If you get stage fright or blushing there is nothing wrong with beta blockers as a tool to keep that away.
Love the thing you’re talking about and enjoy getting to speak about it.
Loads of good advice in this thread
You mention that the planned stuff goes well but the Q&A’s always make you nervous
In my experience that tends to make me think that maybe you’re stuck between wanting to give an honest personal answer and maybe thinking about what answer the person asking the question wants to hear. Perhaps in some professional situations that might also mean a third alternative - giving the answer that is the official company line. I’ve found that clarifying your role to yourself in this regard before you do your presentation can really help with both q&a and the presentation as a whole and can perhaps even give you some distance from your inner personal anxieties if you’re speaking for the company or the team or w/e rather than for you.

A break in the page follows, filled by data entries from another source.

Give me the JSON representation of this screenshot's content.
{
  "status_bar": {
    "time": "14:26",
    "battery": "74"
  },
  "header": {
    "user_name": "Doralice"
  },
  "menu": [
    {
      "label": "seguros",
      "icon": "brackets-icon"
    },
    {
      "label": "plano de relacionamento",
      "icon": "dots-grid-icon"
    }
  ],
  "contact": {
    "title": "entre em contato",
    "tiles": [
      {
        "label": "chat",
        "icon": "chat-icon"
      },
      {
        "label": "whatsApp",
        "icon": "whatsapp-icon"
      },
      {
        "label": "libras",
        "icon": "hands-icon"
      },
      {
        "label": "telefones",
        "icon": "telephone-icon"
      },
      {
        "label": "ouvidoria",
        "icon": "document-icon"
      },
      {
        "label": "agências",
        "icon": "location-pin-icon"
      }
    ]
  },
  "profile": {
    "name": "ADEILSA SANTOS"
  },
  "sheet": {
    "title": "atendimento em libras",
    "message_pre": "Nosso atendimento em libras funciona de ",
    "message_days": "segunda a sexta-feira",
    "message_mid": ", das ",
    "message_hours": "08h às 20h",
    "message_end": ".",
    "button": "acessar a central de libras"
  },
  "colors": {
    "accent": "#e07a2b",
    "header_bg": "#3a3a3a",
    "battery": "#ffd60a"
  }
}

And if you are speaking for you then you can’t give any wrong answers anyway
Hope that makes sense
Once did it in Year 11 in front of about 150 people, half my year group, in an assembly thing. It was awful and I still cringe at it today. I actually chose to do it as well, which was stupid. I’ve learned my lesson not to do that ever again.
SOmetimes I get nervous just posting on here…
Despite what @andyvine says I am shit at it. I can do tours and talk to huge groups confidently IF we’re all stood up. Sit them down and put them in a room and I am a wreck and want to vomit and can’t stop shaking. So my only advice is make them all stand outside with you?
Actually it sounds a bit glib but this does work a bit for me - pretend you’re a confident person, like almost as if you’re playing a role, because none of those people know otherwise. If I pretend to be someone else like that it does help me hugely with the more standard addressing audiences thing.
Really don’t enjoy it. Used to have to do it fair bit for work. Presenting ideas and stuff in front of boardrooms of people - hated HATED it. Mostly the build up, fine when you’re in full flow, but I couldn’t relax for days before.
I went on a presentation course which sort of helped. Main things I learned that helped me…
- Taking a pause if you suddenly lose your thread is fine. It feels like you’ve stopped for ages, but it rarely is and people don’t notice/care as it always looks totally natural.
- Think of all the presentations you’ve sat in at work given by other people. Are you even listening? No. Nobody gives a shit really.
- Obvious one - but just prepare well. If I was presenting something, I’d try to break the presentation into an intro (“whats the point of this presentation?”) and chapters. After each chapter i’d briefly touch back on the intro so people wouldn’t lose the thread
- Because of the line of work, people knew I’d probably not be super slick and wordy, but I’d always have a Keynote/PowerPoint presentation to talk along to which was quite comforting as people are often looking at that and not just you.